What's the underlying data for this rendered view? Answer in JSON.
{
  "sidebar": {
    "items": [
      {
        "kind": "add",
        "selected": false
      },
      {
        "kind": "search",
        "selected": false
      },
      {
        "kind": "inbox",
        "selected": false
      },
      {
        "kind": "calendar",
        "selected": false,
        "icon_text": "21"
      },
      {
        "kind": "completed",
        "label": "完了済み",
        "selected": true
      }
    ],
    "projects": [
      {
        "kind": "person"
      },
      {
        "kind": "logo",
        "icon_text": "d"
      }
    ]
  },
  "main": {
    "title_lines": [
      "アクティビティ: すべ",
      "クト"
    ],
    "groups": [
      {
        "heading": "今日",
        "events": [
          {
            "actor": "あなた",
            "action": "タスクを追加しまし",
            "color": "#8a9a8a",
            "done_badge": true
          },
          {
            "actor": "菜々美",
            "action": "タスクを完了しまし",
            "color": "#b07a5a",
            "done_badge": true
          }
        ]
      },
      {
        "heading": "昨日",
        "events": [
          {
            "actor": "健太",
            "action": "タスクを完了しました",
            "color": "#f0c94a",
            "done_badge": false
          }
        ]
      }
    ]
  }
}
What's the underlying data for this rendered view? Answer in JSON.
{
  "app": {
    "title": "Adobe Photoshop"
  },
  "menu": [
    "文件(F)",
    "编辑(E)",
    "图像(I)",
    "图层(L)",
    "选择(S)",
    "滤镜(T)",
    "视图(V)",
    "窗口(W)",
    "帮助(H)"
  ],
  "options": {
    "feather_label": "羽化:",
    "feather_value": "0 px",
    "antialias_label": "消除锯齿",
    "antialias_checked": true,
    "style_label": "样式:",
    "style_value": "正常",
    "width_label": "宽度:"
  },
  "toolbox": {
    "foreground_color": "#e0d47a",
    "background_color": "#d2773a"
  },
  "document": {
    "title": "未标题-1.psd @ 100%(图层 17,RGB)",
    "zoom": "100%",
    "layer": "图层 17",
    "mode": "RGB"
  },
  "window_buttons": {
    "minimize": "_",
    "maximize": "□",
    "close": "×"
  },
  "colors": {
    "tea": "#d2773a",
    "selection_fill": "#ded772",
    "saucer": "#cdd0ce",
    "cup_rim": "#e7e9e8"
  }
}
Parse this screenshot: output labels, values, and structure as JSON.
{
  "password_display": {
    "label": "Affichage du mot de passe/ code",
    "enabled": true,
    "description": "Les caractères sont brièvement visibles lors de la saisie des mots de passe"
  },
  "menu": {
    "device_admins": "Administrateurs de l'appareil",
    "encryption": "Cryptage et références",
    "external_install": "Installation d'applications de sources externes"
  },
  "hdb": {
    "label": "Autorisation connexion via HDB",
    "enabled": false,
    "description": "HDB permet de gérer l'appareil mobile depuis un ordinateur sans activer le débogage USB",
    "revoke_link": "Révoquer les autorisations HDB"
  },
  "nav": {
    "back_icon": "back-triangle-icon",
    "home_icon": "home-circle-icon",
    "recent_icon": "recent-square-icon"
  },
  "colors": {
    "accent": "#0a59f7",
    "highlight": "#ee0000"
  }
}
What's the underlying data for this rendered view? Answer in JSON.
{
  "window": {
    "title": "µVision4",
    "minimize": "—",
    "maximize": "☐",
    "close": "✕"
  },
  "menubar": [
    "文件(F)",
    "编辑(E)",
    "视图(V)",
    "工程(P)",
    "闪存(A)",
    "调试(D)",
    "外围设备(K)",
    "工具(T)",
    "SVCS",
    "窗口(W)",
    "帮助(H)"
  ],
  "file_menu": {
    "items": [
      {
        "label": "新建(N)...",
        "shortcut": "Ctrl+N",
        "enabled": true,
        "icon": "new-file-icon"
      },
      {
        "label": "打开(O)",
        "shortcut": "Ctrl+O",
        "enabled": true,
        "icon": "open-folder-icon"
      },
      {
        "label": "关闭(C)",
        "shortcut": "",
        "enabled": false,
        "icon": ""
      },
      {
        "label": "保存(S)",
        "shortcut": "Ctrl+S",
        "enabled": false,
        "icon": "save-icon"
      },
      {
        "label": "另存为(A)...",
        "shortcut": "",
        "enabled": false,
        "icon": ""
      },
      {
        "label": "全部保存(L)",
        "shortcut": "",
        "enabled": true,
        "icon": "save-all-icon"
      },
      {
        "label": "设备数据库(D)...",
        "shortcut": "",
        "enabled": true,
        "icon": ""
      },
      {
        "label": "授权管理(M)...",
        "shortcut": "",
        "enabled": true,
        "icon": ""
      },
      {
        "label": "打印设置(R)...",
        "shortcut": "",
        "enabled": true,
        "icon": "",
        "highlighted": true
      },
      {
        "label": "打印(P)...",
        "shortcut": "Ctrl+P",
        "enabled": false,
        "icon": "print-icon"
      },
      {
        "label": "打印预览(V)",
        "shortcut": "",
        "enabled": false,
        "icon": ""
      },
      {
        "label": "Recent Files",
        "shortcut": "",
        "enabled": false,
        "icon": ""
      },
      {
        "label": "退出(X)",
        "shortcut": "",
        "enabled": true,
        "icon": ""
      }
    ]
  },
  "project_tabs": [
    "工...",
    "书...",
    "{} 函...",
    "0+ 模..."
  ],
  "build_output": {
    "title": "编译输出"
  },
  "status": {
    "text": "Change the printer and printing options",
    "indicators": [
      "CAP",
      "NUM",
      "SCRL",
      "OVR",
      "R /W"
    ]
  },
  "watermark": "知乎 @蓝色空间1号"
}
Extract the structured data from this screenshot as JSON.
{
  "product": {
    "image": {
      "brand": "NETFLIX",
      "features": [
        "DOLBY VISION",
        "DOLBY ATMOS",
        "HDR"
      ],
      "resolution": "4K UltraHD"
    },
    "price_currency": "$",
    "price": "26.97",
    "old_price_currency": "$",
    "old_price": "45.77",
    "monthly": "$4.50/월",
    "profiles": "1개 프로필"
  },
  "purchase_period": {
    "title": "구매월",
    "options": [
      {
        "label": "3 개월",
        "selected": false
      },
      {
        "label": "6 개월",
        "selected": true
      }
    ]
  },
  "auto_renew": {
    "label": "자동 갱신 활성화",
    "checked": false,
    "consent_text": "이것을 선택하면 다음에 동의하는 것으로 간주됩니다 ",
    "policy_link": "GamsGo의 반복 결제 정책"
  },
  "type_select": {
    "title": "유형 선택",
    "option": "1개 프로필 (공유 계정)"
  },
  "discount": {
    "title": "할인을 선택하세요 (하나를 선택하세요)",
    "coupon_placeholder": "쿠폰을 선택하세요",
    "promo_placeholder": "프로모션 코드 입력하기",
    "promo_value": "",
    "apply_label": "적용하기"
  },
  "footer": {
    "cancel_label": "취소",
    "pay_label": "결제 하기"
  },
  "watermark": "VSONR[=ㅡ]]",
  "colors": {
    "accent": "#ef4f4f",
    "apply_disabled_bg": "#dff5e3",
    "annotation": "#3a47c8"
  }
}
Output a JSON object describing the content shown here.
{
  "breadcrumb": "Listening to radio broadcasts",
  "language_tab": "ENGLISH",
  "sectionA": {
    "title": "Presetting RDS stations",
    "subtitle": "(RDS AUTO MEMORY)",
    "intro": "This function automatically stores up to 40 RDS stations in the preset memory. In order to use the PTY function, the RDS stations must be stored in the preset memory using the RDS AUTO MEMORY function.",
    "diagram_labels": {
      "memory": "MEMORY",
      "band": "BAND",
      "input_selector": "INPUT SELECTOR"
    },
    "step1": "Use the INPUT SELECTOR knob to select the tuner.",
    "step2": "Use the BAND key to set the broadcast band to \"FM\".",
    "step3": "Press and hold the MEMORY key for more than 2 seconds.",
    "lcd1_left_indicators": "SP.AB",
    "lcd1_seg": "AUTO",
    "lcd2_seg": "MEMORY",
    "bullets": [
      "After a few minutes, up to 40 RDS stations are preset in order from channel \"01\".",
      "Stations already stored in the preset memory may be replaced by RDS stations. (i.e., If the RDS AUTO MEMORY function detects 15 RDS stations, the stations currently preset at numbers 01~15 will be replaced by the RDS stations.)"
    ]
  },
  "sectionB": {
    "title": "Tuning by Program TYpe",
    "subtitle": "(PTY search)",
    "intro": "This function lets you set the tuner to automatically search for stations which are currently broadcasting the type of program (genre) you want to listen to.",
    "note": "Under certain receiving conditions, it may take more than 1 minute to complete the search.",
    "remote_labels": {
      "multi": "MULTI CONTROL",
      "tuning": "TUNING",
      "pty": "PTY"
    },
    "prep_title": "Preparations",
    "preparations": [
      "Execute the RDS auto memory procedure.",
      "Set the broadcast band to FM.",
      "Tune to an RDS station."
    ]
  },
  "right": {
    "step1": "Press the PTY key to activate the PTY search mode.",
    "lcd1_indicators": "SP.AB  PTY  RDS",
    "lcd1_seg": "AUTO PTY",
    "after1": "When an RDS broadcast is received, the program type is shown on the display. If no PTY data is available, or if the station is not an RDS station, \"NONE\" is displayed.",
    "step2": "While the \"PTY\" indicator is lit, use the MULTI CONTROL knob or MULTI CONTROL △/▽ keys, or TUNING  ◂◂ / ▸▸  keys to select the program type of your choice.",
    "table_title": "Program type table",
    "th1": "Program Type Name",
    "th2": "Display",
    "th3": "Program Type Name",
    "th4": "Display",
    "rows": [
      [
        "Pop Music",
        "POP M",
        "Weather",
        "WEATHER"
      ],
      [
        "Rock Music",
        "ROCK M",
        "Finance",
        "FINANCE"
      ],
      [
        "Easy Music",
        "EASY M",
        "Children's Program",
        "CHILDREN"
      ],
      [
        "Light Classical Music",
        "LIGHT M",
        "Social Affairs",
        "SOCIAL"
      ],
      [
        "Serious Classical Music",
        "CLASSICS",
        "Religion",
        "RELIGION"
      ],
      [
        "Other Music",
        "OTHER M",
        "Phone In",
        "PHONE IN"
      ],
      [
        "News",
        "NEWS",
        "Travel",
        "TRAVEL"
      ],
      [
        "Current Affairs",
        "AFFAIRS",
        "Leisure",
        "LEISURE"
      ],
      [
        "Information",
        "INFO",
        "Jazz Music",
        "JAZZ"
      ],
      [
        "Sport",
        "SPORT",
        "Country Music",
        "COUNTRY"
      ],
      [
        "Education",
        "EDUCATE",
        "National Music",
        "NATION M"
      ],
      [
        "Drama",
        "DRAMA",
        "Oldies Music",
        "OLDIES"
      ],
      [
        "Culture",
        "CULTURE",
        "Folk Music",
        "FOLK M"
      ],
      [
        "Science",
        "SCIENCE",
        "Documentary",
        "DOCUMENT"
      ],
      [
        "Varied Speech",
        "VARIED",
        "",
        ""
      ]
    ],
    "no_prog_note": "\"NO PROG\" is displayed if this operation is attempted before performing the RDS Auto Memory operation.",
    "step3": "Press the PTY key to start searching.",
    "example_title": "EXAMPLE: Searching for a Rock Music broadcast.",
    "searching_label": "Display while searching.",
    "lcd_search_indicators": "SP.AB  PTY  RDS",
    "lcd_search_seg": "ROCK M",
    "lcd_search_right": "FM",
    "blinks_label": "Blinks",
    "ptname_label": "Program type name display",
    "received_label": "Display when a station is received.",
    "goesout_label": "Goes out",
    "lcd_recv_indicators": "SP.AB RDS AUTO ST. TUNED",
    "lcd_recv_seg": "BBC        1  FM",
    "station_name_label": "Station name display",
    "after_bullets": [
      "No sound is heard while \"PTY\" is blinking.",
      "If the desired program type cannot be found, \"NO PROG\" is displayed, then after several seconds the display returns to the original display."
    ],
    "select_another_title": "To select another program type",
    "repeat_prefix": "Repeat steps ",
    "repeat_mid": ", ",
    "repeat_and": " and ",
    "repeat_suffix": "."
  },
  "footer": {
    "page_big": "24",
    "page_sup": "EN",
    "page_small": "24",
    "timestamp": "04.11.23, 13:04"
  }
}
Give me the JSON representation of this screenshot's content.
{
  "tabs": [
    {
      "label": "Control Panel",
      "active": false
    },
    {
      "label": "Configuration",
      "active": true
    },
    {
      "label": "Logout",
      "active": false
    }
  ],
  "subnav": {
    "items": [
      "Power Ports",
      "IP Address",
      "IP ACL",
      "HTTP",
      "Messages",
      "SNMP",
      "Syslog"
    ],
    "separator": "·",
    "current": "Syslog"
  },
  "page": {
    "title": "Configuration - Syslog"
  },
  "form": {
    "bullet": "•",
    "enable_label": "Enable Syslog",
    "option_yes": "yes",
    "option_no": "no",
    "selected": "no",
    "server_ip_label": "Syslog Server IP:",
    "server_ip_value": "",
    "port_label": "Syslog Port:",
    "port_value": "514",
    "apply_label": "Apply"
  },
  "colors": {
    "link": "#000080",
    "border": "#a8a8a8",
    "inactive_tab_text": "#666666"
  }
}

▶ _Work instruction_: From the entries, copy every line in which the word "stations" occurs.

▶ _Solution for this exercise_:
    "title": "Presetting RDS stations",
    "intro": "This function automatically stores up to 40 RDS stations in the preset memory. In order to use the PTY function, the RDS stations must be stored in the preset memory using the RDS AUTO MEMORY function.",
      "After a few minutes, up to 40 RDS stations are preset in order from channel \"01\".",
      "Stations already stored in the preset memory may be replaced by RDS stations. (i.e., If the RDS AUTO MEMORY function detects 15 RDS stations, the stations currently preset at numbers 01~15 will be replaced by the RDS stations.)"
    "intro": "This function lets you set the tuner to automatically search for stations which are currently broadcasting the type of program (genre) you want to listen to.",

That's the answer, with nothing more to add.